But try telling the British or American publics that they might have to accept a 20 per cent drop in living standards.
That might be OK for Argentines or Estonians – but not in London or New York, and certainly not now."
Consider what would happen if the UK or US were to attempt Hungarian or Estonian style cuts.
There would be a huge outcry.
So rather than taking the axe to public spending, the British and American governments are borrowing madly,
with no sign of any credible long-term plan to balance the books.
Gideon Rachman, Financial Times, May 25 2009
The US, according to the Congressional Budget Office, now has an annual structural budget deficit of 5 per cent of gross domestic product. In Britain, public debt as a proportion of GDP is set to double.
Both countries are in the fortunate position that the markets will still lend to them. In spite of last week’s warning from Standard & Poor’s, the rating agency, about rising public debt, Britain has (so far) retained its triple A credit rating. Despite President Barack Obama’s stern words earlier this year that a “day of reckoning has arrived” in which America would finally have to address “critical debates and difficult decisions”, the US is planning to run huge budget deficits for the next decade and beyond.

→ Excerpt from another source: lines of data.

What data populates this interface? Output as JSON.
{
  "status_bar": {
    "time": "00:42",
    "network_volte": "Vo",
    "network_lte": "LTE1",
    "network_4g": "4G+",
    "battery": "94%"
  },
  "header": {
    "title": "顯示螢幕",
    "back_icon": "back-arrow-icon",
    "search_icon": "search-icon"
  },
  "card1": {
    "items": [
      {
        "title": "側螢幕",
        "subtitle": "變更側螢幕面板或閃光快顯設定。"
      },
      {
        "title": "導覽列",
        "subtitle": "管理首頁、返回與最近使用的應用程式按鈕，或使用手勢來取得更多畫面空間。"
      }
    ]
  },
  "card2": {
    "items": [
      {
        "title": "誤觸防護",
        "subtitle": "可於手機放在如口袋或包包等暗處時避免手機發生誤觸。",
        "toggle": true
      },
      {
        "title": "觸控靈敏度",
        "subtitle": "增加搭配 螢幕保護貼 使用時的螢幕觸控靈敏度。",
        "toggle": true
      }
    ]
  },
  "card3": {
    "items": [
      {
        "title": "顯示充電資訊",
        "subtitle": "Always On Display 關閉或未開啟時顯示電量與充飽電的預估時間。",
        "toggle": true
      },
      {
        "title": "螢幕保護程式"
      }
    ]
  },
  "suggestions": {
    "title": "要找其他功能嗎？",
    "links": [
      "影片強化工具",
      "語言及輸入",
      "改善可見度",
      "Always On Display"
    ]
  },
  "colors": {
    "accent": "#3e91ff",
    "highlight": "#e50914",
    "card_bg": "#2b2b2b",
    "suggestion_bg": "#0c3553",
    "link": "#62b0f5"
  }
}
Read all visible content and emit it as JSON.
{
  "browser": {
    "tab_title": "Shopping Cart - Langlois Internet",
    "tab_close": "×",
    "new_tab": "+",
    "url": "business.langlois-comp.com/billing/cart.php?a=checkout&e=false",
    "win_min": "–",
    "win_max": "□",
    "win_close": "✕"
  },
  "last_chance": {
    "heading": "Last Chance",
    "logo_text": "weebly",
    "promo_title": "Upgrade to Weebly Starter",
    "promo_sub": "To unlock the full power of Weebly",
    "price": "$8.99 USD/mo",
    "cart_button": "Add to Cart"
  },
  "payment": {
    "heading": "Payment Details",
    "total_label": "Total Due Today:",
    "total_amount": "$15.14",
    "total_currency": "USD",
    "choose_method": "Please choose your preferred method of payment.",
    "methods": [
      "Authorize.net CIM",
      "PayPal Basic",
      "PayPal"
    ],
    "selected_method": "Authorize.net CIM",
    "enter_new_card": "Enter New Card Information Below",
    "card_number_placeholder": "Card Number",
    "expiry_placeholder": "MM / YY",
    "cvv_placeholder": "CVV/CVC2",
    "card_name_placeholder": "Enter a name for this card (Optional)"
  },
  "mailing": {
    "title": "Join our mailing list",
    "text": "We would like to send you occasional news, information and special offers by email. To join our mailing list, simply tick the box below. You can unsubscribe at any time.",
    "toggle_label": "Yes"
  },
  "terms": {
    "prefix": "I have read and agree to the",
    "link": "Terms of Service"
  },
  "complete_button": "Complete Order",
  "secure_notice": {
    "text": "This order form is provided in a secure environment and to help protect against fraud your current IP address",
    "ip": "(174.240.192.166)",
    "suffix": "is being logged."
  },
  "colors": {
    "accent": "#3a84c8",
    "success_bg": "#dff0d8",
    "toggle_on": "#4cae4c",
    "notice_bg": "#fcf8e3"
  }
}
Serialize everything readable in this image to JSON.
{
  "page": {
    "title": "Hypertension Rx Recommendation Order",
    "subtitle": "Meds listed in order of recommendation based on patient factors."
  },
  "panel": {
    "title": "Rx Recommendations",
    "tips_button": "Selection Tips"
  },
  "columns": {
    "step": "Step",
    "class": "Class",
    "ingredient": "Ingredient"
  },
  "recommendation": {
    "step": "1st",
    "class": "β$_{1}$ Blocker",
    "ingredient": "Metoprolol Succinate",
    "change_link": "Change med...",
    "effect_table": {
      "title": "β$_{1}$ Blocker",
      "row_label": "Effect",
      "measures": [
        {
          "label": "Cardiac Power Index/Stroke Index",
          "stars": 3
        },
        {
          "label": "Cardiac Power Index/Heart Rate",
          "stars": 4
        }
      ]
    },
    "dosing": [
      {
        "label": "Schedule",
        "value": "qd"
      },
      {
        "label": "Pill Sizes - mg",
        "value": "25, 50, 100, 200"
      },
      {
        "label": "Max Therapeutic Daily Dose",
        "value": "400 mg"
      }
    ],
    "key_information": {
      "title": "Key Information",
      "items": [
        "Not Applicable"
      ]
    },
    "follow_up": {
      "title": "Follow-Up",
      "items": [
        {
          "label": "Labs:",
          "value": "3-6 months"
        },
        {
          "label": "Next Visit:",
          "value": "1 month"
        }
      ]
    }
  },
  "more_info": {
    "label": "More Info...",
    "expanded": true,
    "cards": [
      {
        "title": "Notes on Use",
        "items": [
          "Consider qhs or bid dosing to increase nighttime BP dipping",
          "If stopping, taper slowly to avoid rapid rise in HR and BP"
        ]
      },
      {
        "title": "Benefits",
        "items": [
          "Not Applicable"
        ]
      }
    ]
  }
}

The obvious risk is that when a real day of reckoning does arrive it will be that much tougher. In Britain, Dieter Helm, a professor of economics at Oxford university, is one voice sounding warnings. “The fundamental cause of the current crisis is that consumption has been unsustainably high, based on borrowing too much, investing too little and saving too little,” he says. “If we continue to try to spend even more, and borrow ever greater sums, the eventual effect on the standard of living will be commensurately greater.”